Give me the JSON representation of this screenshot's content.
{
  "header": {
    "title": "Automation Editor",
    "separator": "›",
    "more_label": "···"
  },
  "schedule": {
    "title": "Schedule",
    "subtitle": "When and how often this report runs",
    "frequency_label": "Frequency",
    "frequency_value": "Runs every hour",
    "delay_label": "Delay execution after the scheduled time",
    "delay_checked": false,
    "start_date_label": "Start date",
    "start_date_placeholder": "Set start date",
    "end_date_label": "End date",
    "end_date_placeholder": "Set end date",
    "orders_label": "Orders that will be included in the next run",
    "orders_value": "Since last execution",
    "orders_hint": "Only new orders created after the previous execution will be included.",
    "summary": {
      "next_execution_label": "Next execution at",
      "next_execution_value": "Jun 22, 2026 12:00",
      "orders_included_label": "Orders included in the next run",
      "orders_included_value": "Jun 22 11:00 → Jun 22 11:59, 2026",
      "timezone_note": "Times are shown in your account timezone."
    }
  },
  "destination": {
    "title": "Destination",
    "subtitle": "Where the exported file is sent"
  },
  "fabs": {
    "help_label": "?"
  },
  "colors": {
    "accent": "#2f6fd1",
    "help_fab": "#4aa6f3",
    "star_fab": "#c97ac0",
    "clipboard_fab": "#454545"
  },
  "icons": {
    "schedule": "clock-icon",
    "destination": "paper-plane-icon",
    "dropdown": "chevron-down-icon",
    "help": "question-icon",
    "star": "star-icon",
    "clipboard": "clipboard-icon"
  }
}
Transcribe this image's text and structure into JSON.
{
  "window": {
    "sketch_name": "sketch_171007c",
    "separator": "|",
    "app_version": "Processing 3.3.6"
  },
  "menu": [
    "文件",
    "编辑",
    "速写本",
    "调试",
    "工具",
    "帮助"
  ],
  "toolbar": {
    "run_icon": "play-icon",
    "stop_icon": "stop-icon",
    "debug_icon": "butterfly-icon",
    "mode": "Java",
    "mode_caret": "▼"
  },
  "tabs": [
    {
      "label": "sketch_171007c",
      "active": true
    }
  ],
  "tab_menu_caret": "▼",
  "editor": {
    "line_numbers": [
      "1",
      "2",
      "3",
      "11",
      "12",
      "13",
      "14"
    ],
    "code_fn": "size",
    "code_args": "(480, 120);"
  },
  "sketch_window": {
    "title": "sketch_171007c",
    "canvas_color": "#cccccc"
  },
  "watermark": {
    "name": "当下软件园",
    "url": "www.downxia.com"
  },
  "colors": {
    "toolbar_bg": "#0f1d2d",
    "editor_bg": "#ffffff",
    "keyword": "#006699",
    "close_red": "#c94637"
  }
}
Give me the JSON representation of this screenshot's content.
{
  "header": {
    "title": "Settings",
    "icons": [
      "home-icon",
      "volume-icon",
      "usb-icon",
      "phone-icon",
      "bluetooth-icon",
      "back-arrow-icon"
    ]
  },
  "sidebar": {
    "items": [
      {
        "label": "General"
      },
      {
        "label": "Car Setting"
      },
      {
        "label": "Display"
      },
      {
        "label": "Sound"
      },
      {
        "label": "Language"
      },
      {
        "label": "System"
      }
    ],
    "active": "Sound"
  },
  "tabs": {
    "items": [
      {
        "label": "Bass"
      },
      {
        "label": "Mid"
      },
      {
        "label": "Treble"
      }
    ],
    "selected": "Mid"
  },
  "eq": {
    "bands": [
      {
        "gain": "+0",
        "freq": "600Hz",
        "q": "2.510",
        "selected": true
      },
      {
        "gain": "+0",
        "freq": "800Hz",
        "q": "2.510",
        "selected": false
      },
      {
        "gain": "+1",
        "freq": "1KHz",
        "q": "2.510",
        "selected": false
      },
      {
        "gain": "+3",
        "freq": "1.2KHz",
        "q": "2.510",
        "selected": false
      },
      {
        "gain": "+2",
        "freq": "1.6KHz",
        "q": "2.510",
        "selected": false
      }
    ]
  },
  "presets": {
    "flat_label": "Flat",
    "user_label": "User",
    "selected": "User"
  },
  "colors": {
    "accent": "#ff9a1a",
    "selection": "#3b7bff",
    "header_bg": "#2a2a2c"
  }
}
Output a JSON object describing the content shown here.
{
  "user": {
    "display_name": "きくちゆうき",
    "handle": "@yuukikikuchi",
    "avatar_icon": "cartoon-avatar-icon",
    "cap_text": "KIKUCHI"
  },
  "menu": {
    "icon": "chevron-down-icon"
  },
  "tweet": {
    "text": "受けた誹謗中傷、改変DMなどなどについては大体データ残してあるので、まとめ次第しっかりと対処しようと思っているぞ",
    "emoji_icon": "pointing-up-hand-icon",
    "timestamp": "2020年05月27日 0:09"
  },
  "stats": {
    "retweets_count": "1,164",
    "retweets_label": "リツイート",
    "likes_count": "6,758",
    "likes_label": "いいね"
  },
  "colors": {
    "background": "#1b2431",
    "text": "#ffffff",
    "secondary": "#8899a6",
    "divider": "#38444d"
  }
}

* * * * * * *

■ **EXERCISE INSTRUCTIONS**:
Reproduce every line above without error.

■ **YOUR RESPONSE**:
Give me the JSON representation of this screenshot's content.
{
  "header": {
    "title": "Automation Editor",
    "separator": "›",
    "more_label": "···"
  },
  "schedule": {
    "title": "Schedule",
    "subtitle": "When and how often this report runs",
    "frequency_label": "Frequency",
    "frequency_value": "Runs every hour",
    "delay_label": "Delay execution after the scheduled time",
    "delay_checked": false,
    "start_date_label": "Start date",
    "start_date_placeholder": "Set start date",
    "end_date_label": "End date",
    "end_date_placeholder": "Set end date",
    "orders_label": "Orders that will be included in the next run",
    "orders_value": "Since last execution",
    "orders_hint": "Only new orders created after the previous execution will be included.",
    "summary": {
      "next_execution_label": "Next execution at",
      "next_execution_value": "Jun 22, 2026 12:00",
      "orders_included_label": "Orders included in the next run",
      "orders_included_value": "Jun 22 11:00 → Jun 22 11:59, 2026",
      "timezone_note": "Times are shown in your account timezone."
    }
  },
  "destination": {
    "title": "Destination",
    "subtitle": "Where the exported file is sent"
  },
  "fabs": {
    "help_label": "?"
  },
  "colors": {
    "accent": "#2f6fd1",
    "help_fab": "#4aa6f3",
    "star_fab": "#c97ac0",
    "clipboard_fab": "#454545"
  },
  "icons": {
    "schedule": "clock-icon",
    "destination": "paper-plane-icon",
    "dropdown": "chevron-down-icon",
    "help": "question-icon",
    "star": "star-icon",
    "clipboard": "clipboard-icon"
  }
}
Transcribe this image's text and structure into JSON.
{
  "window": {
    "sketch_name": "sketch_171007c",
    "separator": "|",
    "app_version": "Processing 3.3.6"
  },
  "menu": [
    "文件",
    "编辑",
    "速写本",
    "调试",
    "工具",
    "帮助"
  ],
  "toolbar": {
    "run_icon": "play-icon",
    "stop_icon": "stop-icon",
    "debug_icon": "butterfly-icon",
    "mode": "Java",
    "mode_caret": "▼"
  },
  "tabs": [
    {
      "label": "sketch_171007c",
      "active": true
    }
  ],
  "tab_menu_caret": "▼",
  "editor": {
    "line_numbers": [
      "1",
      "2",
      "3",
      "11",
      "12",
      "13",
      "14"
    ],
    "code_fn": "size",
    "code_args": "(480, 120);"
  },
  "sketch_window": {
    "title": "sketch_171007c",
    "canvas_color": "#cccccc"
  },
  "watermark": {
    "name": "当下软件园",
    "url": "www.downxia.com"
  },
  "colors": {
    "toolbar_bg": "#0f1d2d",
    "editor_bg": "#ffffff",
    "keyword": "#006699",
    "close_red": "#c94637"
  }
}
Give me the JSON representation of this screenshot's content.
{
  "header": {
    "title": "Settings",
    "icons": [
      "home-icon",
      "volume-icon",
      "usb-icon",
      "phone-icon",
      "bluetooth-icon",
      "back-arrow-icon"
    ]
  },
  "sidebar": {
    "items": [
      {
        "label": "General"
      },
      {
        "label": "Car Setting"
      },
      {
        "label": "Display"
      },
      {
        "label": "Sound"
      },
      {
        "label": "Language"
      },
      {
        "label": "System"
      }
    ],
    "active": "Sound"
  },
  "tabs": {
    "items": [
      {
        "label": "Bass"
      },
      {
        "label": "Mid"
      },
      {
        "label": "Treble"
      }
    ],
    "selected": "Mid"
  },
  "eq": {
    "bands": [
      {
        "gain": "+0",
        "freq": "600Hz",
        "q": "2.510",
        "selected": true
      },
      {
        "gain": "+0",
        "freq": "800Hz",
        "q": "2.510",
        "selected": false
      },
      {
        "gain": "+1",
        "freq": "1KHz",
        "q": "2.510",
        "selected": false
      },
      {
        "gain": "+3",
        "freq": "1.2KHz",
        "q": "2.510",
        "selected": false
      },
      {
        "gain": "+2",
        "freq": "1.6KHz",
        "q": "2.510",
        "selected": false
      }
    ]
  },
  "presets": {
    "flat_label": "Flat",
    "user_label": "User",
    "selected": "User"
  },
  "colors": {
    "accent": "#ff9a1a",
    "selection": "#3b7bff",
    "header_bg": "#2a2a2c"
  }
}
Output a JSON object describing the content shown here.
{
  "user": {
    "display_name": "きくちゆうき",
    "handle": "@yuukikikuchi",
    "avatar_icon": "cartoon-avatar-icon",
    "cap_text": "KIKUCHI"
  },
  "menu": {
    "icon": "chevron-down-icon"
  },
  "tweet": {
    "text": "受けた誹謗中傷、改変DMなどなどについては大体データ残してあるので、まとめ次第しっかりと対処しようと思っているぞ",
    "emoji_icon": "pointing-up-hand-icon",
    "timestamp": "2020年05月27日 0:09"
  },
  "stats": {
    "retweets_count": "1,164",
    "retweets_label": "リツイート",
    "likes_count": "6,758",
    "likes_label": "いいね"
  },
  "colors": {
    "background": "#1b2431",
    "text": "#ffffff",
    "secondary": "#8899a6",
    "divider": "#38444d"
  }
}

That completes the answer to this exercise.